▸ **What is required**:
Among the entries below, please show each line that carries the word "unicast".
________________________________________
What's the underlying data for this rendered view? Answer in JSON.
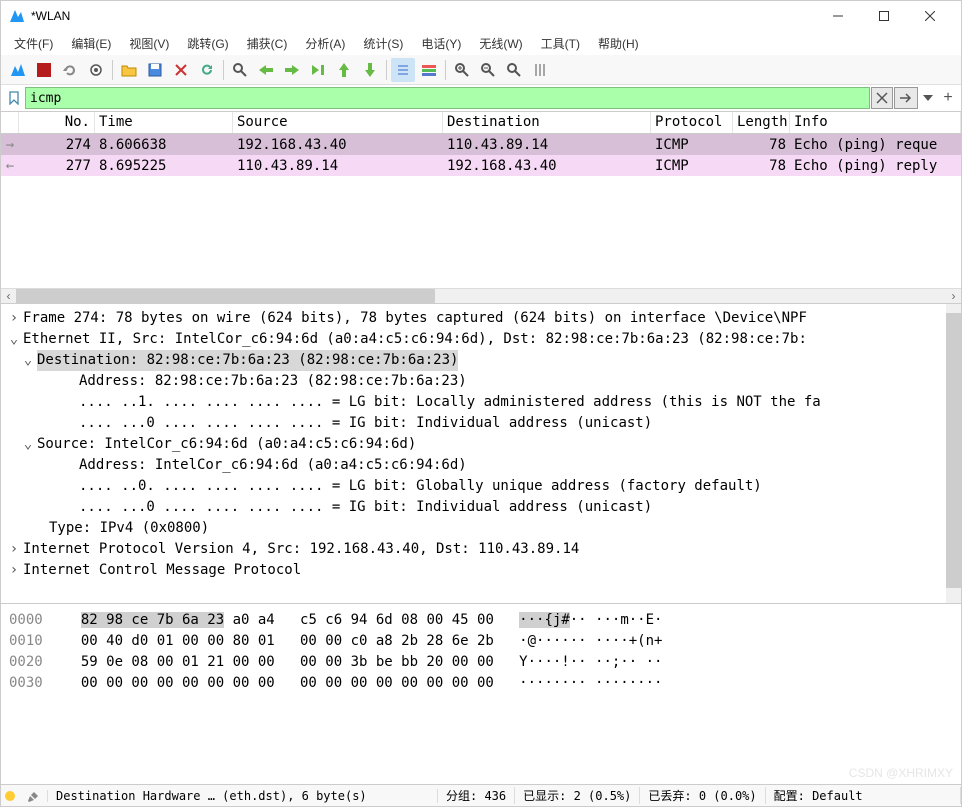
{
  "window": {
    "title": "*WLAN"
  },
  "menu": [
    "文件(F)",
    "编辑(E)",
    "视图(V)",
    "跳转(G)",
    "捕获(C)",
    "分析(A)",
    "统计(S)",
    "电话(Y)",
    "无线(W)",
    "工具(T)",
    "帮助(H)"
  ],
  "filter": {
    "value": "icmp"
  },
  "columns": [
    "No.",
    "Time",
    "Source",
    "Destination",
    "Protocol",
    "Length",
    "Info"
  ],
  "packets": [
    {
      "marker": "→",
      "no": "274",
      "time": "8.606638",
      "src": "192.168.43.40",
      "dst": "110.43.89.14",
      "proto": "ICMP",
      "len": "78",
      "info": "Echo (ping) reque",
      "cls": "req"
    },
    {
      "marker": "←",
      "no": "277",
      "time": "8.695225",
      "src": "110.43.89.14",
      "dst": "192.168.43.40",
      "proto": "ICMP",
      "len": "78",
      "info": "Echo (ping) reply",
      "cls": "rep"
    }
  ],
  "tree": {
    "frame": "Frame 274: 78 bytes on wire (624 bits), 78 bytes captured (624 bits) on interface \\Device\\NPF",
    "eth": "Ethernet II, Src: IntelCor_c6:94:6d (a0:a4:c5:c6:94:6d), Dst: 82:98:ce:7b:6a:23 (82:98:ce:7b:",
    "eth_dst": "Destination: 82:98:ce:7b:6a:23 (82:98:ce:7b:6a:23)",
    "eth_dst_addr": "Address: 82:98:ce:7b:6a:23 (82:98:ce:7b:6a:23)",
    "eth_dst_lg": ".... ..1. .... .... .... .... = LG bit: Locally administered address (this is NOT the fa",
    "eth_dst_ig": ".... ...0 .... .... .... .... = IG bit: Individual address (unicast)",
    "eth_src": "Source: IntelCor_c6:94:6d (a0:a4:c5:c6:94:6d)",
    "eth_src_addr": "Address: IntelCor_c6:94:6d (a0:a4:c5:c6:94:6d)",
    "eth_src_lg": ".... ..0. .... .... .... .... = LG bit: Globally unique address (factory default)",
    "eth_src_ig": ".... ...0 .... .... .... .... = IG bit: Individual address (unicast)",
    "eth_type": "Type: IPv4 (0x0800)",
    "ip": "Internet Protocol Version 4, Src: 192.168.43.40, Dst: 110.43.89.14",
    "icmp": "Internet Control Message Protocol"
  },
  "hex": [
    {
      "off": "0000",
      "b1": "82 98 ce 7b 6a 23 a0 a4",
      "b2": "c5 c6 94 6d 08 00 45 00",
      "asc": "···{j#·· ···m··E·"
    },
    {
      "off": "0010",
      "b1": "00 40 d0 01 00 00 80 01",
      "b2": "00 00 c0 a8 2b 28 6e 2b",
      "asc": "·@······ ····+(n+"
    },
    {
      "off": "0020",
      "b1": "59 0e 08 00 01 21 00 00",
      "b2": "00 00 3b be bb 20 00 00",
      "asc": "Y····!·· ··;·· ··"
    },
    {
      "off": "0030",
      "b1": "00 00 00 00 00 00 00 00",
      "b2": "00 00 00 00 00 00 00 00",
      "asc": "········ ········"
    }
  ],
  "status": {
    "field": "Destination Hardware … (eth.dst), 6 byte(s)",
    "packets": "分组: 436",
    "displayed": "已显示: 2 (0.5%)",
    "dropped": "已丢弃: 0 (0.0%)",
    "profile": "配置: Default"
  },
  "watermark": "CSDN @XHRIMXY"
}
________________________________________
▸ **Expected answer**:
    "eth_dst_ig": ".... ...0 .... .... .... .... = IG bit: Individual address (unicast)",
    "eth_src_ig": ".... ...0 .... .... .... .... = IG bit: Individual address (unicast)",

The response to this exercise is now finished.